The first stage of a 12-hectare eco-industrial hub in Rosedale was officially opened on Thursday.
The cordless metal fabrication factory is powered by solar energy and battery storage and, in the future, will form a cluster of eco-friendly factories.
Fabpro received a $100,000 federal government grant under the Regional Jobs and Investment Packages program.
Chief development officer Rachel Ripper said the company had planned on hiring five people within a year, however, had already hired four employees within three months.
Following industry closures in the region, she said the industrial hub would continue to support the community by providing new jobs and boosting the economy.
"We know when locals support locals, amazing things happen," Ms Ripper said.
Fabpro director Dale Brown said the factory was designed to harness and work with the elements.
The building features a verandah that blocks out the summer
sun and lets the winter sun in to assist with temperature regulation, he said.
"The last piece of the project is installing solar and battery ... to offset power usage," Mr Brown said.
"[It will be] 100 per cent powered by the sun over an annual period and the excess power will be put back into the grid which, in the very near future, will be able to be allocated to other small businesses in the area at a discounted rate to what they are currently paying."
Member for Gippsland Darren Chester, who officially opened the factory, said the new factory would support local jobs and encourage new investment in the community.
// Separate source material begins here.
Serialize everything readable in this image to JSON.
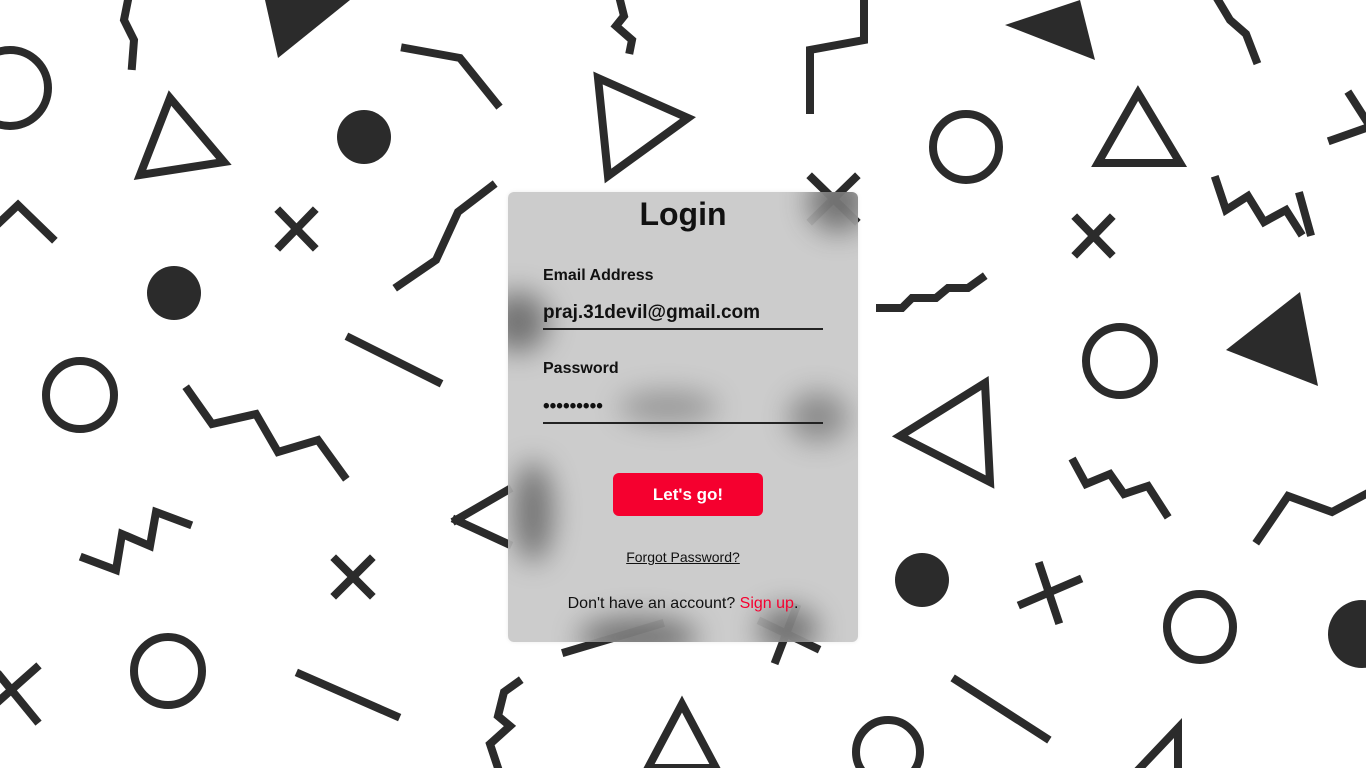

"This new factory will enhance Fabpro's operations and allow it to take on bigger jobs, keeping larger projects in the hands of local businesses," Mr Chester said.